Some people — including Sen. Bernie Sanders (I-Vt.) — have encouraged would-be parents to give up having kids (or even abort their unborn children) to curb climate change, and now, to a much less tragic degree, a writer for HuffPost is asking Americans to skip traveling to see family for Thanksgiving this year.
“The biggest carbon impact is caused by people, not food, traveling extensive distances,” wrote Alexandra Emanuelli. “[D]riving is less detrimental [than flying], but American cars emit close to a pound of CO2 per mile driven.”
In her piece, “The Environmental Impact Of Your Thanksgiving Dinner,” Emanuelli went on to quote Orchi Banerjee, a recent graduate of the department of social and decision sciences at Carnegie Mellon University, who said, “It may help the environment if [your guests] stayed home and cooked their own meal.”
Much like those who have pledged not to have children until sufficient action is taken on climate change, this latest encouragement from Emanuelli is calling people to miss out on what God has deemed worthwhile, righteous, and holy in order to launch some politicized mission.
No, the turkey and the other kinds of food you eat on Thanksgiving isn’t holy (as good as it might be). It’s the time we spend together, reflecting on the year, looking with gratitude at what has been and what’s to come, prioritizing those who matter most in your life that’s blessed by the Lord. Those are the things that are worthwhile, righteous, and holy.
Thanksgiving, it is believed, is modeled after a harvest in 1621 shared by the Pilgrims in Plymouth and the Wampanoag people. Over the years, Thanksgiving was largely a locally recognized day of prayer, until then-President Abraham Lincoln, during the Civil War, issued a proclamation for a national day of thanksgiving to be recognized on the last Thursday of November every year.
“The year that is drawing toward its close has been filled with the blessings of fruitful fields and healthful skies,” Lincoln said in 1863. “To these bounties, which are so constantly enjoyed that we are prone to forget the source from which they come, others have been added, which are of so extraordinary a nature that they cannot fail to penetrate and even soften the heart which is habitually insensible to the ever-watchful providence of Almighty God.”

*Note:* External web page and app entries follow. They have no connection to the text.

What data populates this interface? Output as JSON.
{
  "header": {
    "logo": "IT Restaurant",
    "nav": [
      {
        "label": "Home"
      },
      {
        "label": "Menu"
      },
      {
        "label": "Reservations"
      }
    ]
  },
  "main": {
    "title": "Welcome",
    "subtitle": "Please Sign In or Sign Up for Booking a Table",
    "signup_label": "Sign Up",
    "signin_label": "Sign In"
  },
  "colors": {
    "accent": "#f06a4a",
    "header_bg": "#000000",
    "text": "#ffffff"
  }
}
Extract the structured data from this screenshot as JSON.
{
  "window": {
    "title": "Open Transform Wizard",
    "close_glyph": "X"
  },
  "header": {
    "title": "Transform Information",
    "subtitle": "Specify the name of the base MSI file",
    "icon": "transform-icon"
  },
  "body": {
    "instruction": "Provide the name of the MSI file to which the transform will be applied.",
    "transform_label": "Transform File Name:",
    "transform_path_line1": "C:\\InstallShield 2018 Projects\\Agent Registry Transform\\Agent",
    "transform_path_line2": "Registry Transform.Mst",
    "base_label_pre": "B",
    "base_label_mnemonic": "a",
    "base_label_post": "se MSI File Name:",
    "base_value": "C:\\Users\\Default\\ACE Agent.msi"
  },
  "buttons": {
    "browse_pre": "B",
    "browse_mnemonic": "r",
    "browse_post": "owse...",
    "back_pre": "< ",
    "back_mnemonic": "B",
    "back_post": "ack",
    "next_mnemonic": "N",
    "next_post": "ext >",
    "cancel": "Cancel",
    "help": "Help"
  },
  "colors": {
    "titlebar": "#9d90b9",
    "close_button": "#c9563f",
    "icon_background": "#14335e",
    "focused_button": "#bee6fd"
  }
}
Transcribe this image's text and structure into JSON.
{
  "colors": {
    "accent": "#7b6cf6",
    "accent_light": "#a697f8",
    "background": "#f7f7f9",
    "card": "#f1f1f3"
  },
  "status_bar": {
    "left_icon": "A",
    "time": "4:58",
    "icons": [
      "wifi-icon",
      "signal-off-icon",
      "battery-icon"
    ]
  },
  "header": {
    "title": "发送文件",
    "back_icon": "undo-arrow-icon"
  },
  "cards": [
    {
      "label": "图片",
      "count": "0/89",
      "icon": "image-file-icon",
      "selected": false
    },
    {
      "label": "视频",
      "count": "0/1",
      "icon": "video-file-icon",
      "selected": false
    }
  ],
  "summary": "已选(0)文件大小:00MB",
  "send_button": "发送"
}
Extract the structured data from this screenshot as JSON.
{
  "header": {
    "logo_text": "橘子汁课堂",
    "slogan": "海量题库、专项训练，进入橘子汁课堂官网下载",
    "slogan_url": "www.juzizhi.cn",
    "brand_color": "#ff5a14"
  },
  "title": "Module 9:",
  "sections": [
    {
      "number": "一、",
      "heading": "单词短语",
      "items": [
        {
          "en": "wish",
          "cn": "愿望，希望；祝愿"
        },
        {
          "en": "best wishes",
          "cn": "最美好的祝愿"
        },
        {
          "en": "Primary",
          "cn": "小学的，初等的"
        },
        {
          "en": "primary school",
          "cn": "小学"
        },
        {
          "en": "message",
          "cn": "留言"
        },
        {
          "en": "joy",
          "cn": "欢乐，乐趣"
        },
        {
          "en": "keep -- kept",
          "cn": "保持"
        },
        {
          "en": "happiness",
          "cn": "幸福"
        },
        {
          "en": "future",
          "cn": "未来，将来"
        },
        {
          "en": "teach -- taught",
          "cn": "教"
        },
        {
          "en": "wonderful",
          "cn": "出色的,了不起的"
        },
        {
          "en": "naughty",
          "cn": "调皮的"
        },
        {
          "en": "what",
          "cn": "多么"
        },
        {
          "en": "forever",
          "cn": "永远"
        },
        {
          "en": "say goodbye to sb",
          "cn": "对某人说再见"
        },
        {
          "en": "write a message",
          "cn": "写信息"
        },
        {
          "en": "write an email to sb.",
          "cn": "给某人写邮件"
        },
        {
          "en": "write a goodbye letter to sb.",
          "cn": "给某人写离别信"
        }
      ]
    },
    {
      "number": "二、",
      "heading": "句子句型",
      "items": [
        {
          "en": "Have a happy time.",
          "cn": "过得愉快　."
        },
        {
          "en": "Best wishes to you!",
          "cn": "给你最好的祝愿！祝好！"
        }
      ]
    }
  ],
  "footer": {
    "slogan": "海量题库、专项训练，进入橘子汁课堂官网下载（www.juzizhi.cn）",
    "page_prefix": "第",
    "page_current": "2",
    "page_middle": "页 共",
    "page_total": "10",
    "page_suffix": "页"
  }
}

Lincoln’s words were certainly inspired by the Bible, in which there is no shortage of passages calling us toward gratefulness.
In Psalm 100:4, it’s written, “Enter his gates with thanksgiving and his courts with praise; give thanks to him and praise his name.” In Psalm 107:8-9, believers are told to “give thanks to the Lord for his unfailing love and his wonderful deeds.” In the New Testament, the apostle Paul wrote to Christians in Philippians 4:6-7, “Do not be anxious about anything, but in every situation, by prayer and petition, with thanksgiving, present your requests to God. And the peace of God, which transcends all understanding, will guard your hearts and your minds in Christ Jesus.”
But in our religious adherence to politics, we are in danger of missing what matters, the gratitude and thanksgiving toward which God calls us. And for some of us, that means driving (or flying) to be with the people God has placed in our lives, fellowshipping with each other, extending hospitality toward those we care about.
Don’t allow politics blind you. Celebrate, as Lincoln said, “the blessings of fruitful fields and healthful skies” this year.